Records for the exercise

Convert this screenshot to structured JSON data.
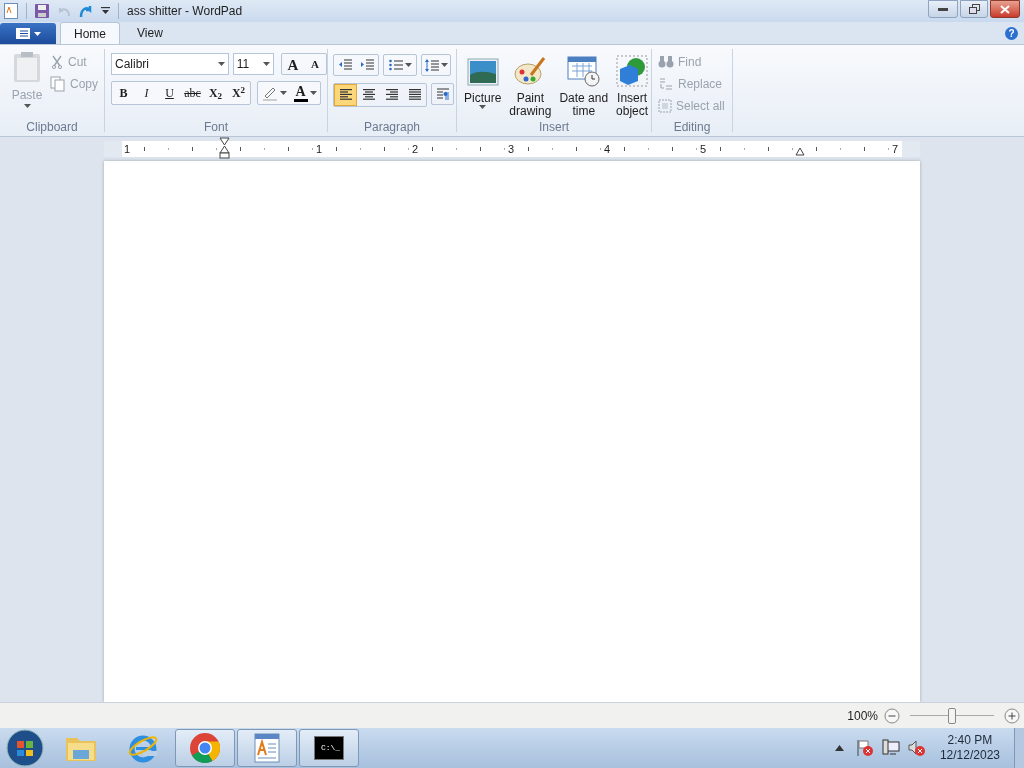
{
  "window": {
    "title": "ass shitter - WordPad"
  },
  "help": "?",
  "tabs": [
    {
      "label": "Home",
      "selected": true
    },
    {
      "label": "View",
      "selected": false
    }
  ],
  "ribbon": {
    "clipboard": {
      "label": "Clipboard",
      "paste": {
        "label": "Paste",
        "disabled": true
      },
      "small": [
        {
          "kind": "cut",
          "label": "Cut",
          "disabled": true
        },
        {
          "kind": "copy",
          "label": "Copy",
          "disabled": true
        }
      ]
    },
    "font": {
      "label": "Font",
      "family": "Calibri",
      "size": "11",
      "grow": "A",
      "shrink": "A",
      "format": [
        "B",
        "I",
        "U",
        "abc",
        "X$_{2}$",
        "X$^{2}$"
      ],
      "color_letter": "A"
    },
    "paragraph": {
      "label": "Paragraph",
      "align": [
        {
          "selected": true
        },
        {
          "selected": false
        },
        {
          "selected": false
        },
        {
          "selected": false
        }
      ]
    },
    "insert": {
      "label": "Insert",
      "buttons": [
        {
          "kind": "picture",
          "label": "Picture",
          "dropdown": true
        },
        {
          "kind": "paint",
          "label": "Paint drawing",
          "dropdown": false
        },
        {
          "kind": "datetime",
          "label": "Date and time",
          "dropdown": false
        },
        {
          "kind": "object",
          "label": "Insert object",
          "dropdown": false
        }
      ]
    },
    "editing": {
      "label": "Editing",
      "buttons": [
        {
          "kind": "find",
          "label": "Find",
          "disabled": true
        },
        {
          "kind": "replace",
          "label": "Replace",
          "disabled": true
        },
        {
          "kind": "selectall",
          "label": "Select all",
          "disabled": true
        }
      ]
    }
  },
  "ruler": {
    "labels": [
      "1",
      "1",
      "2",
      "3",
      "4",
      "5",
      "7"
    ]
  },
  "status_bar": {
    "zoom": "100%",
    "level": 0.5
  },
  "taskbar": {
    "apps": [
      {
        "kind": "explorer",
        "running": false
      },
      {
        "kind": "ie",
        "running": false
      },
      {
        "kind": "chrome",
        "running": true
      },
      {
        "kind": "wordpad",
        "running": true
      },
      {
        "kind": "cmd",
        "running": true,
        "text": "C:\\_"
      }
    ],
    "clock": {
      "time": "2:40 PM",
      "date": "12/12/2023"
    }
  }
}
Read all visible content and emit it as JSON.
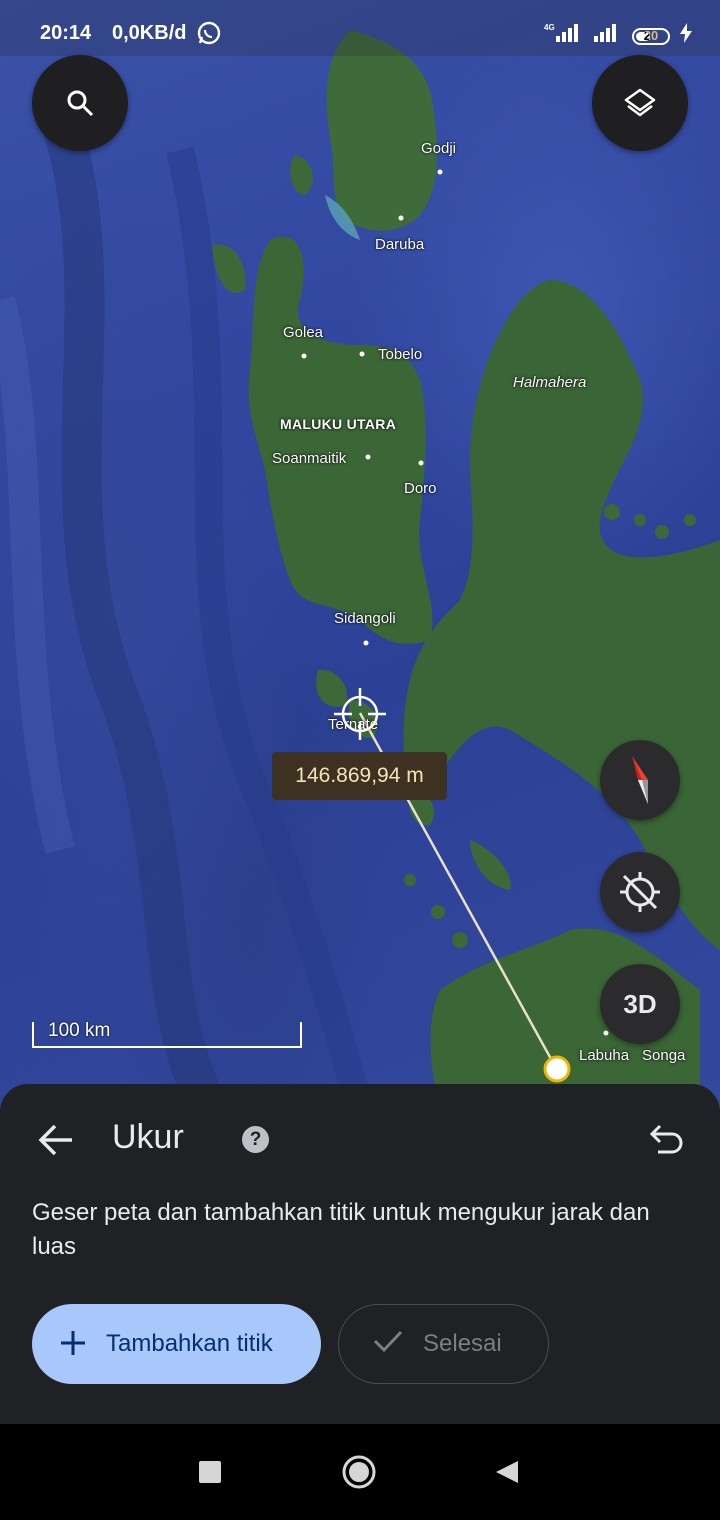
{
  "status_bar": {
    "time": "20:14",
    "speed": "0,0KB/d",
    "network": "4G",
    "battery": "20"
  },
  "map": {
    "labels": {
      "godji": "Godji",
      "daruba": "Daruba",
      "golea": "Golea",
      "tobelo": "Tobelo",
      "halmahera": "Halmahera",
      "maluku_utara": "MALUKU UTARA",
      "soanmaitik": "Soanmaitik",
      "doro": "Doro",
      "sidangoli": "Sidangoli",
      "ternate": "Ternate",
      "labuha": "Labuha",
      "songa": "Songa"
    },
    "distance": "146.869,94 m",
    "scale": "100 km",
    "btn_3d": "3D",
    "icons": {
      "search": "search-icon",
      "layers": "layers-icon",
      "compass": "compass-icon",
      "location": "location-off-icon"
    }
  },
  "sheet": {
    "title": "Ukur",
    "help": "?",
    "description": "Geser peta dan tambahkan titik untuk mengukur jarak dan luas",
    "add_point": "Tambahkan titik",
    "done": "Selesai"
  },
  "colors": {
    "accent": "#a8c7fa",
    "sheet_bg": "#202124",
    "measure_label_bg": "#3d3222",
    "point_color": "#f4b400"
  }
}
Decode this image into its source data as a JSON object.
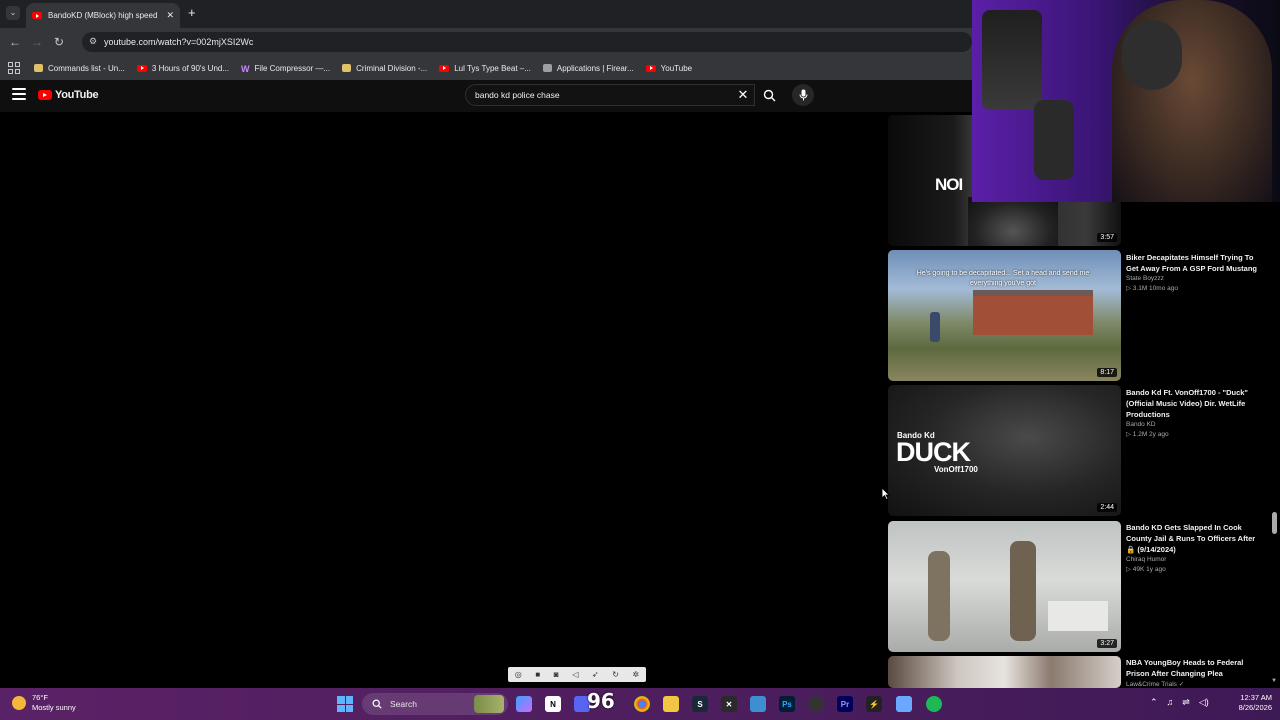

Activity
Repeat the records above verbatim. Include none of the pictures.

Task result
Convert this screenshot to structured JSON data.
{
  "window": {
    "title": "ass shitter - WordPad"
  },
  "help": "?",
  "tabs": [
    {
      "label": "Home",
      "selected": true
    },
    {
      "label": "View",
      "selected": false
    }
  ],
  "ribbon": {
    "clipboard": {
      "label": "Clipboard",
      "paste": {
        "label": "Paste",
        "disabled": true
      },
      "small": [
        {
          "kind": "cut",
          "label": "Cut",
          "disabled": true
        },
        {
          "kind": "copy",
          "label": "Copy",
          "disabled": true
        }
      ]
    },
    "font": {
      "label": "Font",
      "family": "Calibri",
      "size": "11",
      "grow": "A",
      "shrink": "A",
      "format": [
        "B",
        "I",
        "U",
        "abc",
        "X$_{2}$",
        "X$^{2}$"
      ],
      "color_letter": "A"
    },
    "paragraph": {
      "label": "Paragraph",
      "align": [
        {
          "selected": true
        },
        {
          "selected": false
        },
        {
          "selected": false
        },
        {
          "selected": false
        }
      ]
    },
    "insert": {
      "label": "Insert",
      "buttons": [
        {
          "kind": "picture",
          "label": "Picture",
          "dropdown": true
        },
        {
          "kind": "paint",
          "label": "Paint drawing",
          "dropdown": false
        },
        {
          "kind": "datetime",
          "label": "Date and time",
          "dropdown": false
        },
        {
          "kind": "object",
          "label": "Insert object",
          "dropdown": false
        }
      ]
    },
    "editing": {
      "label": "Editing",
      "buttons": [
        {
          "kind": "find",
          "label": "Find",
          "disabled": true
        },
        {
          "kind": "replace",
          "label": "Replace",
          "disabled": true
        },
        {
          "kind": "selectall",
          "label": "Select all",
          "disabled": true
        }
      ]
    }
  },
  "ruler": {
    "labels": [
      "1",
      "1",
      "2",
      "3",
      "4",
      "5",
      "7"
    ]
  },
  "status_bar": {
    "zoom": "100%",
    "level": 0.5
  },
  "taskbar": {
    "apps": [
      {
        "kind": "explorer",
        "running": false
      },
      {
        "kind": "ie",
        "running": false
      },
      {
        "kind": "chrome",
        "running": true
      },
      {
        "kind": "wordpad",
        "running": true
      },
      {
        "kind": "cmd",
        "running": true,
        "text": "C:\\_"
      }
    ],
    "clock": {
      "time": "2:40 PM",
      "date": "12/12/2023"
    }
  }
}
Read all visible content and emit it as JSON.
{
  "status_bar": {
    "time": "20:14",
    "speed": "0,0KB/d",
    "network": "4G",
    "battery": "20"
  },
  "map": {
    "labels": {
      "godji": "Godji",
      "daruba": "Daruba",
      "golea": "Golea",
      "tobelo": "Tobelo",
      "halmahera": "Halmahera",
      "maluku_utara": "MALUKU UTARA",
      "soanmaitik": "Soanmaitik",
      "doro": "Doro",
      "sidangoli": "Sidangoli",
      "ternate": "Ternate",
      "labuha": "Labuha",
      "songa": "Songa"
    },
    "distance": "146.869,94 m",
    "scale": "100 km",
    "btn_3d": "3D",
    "icons": {
      "search": "search-icon",
      "layers": "layers-icon",
      "compass": "compass-icon",
      "location": "location-off-icon"
    }
  },
  "sheet": {
    "title": "Ukur",
    "help": "?",
    "description": "Geser peta dan tambahkan titik untuk mengukur jarak dan luas",
    "add_point": "Tambahkan titik",
    "done": "Selesai"
  },
  "colors": {
    "accent": "#a8c7fa",
    "sheet_bg": "#202124",
    "measure_label_bg": "#3d3222",
    "point_color": "#f4b400"
  }
}
Decode this image into its source data as a JSON object.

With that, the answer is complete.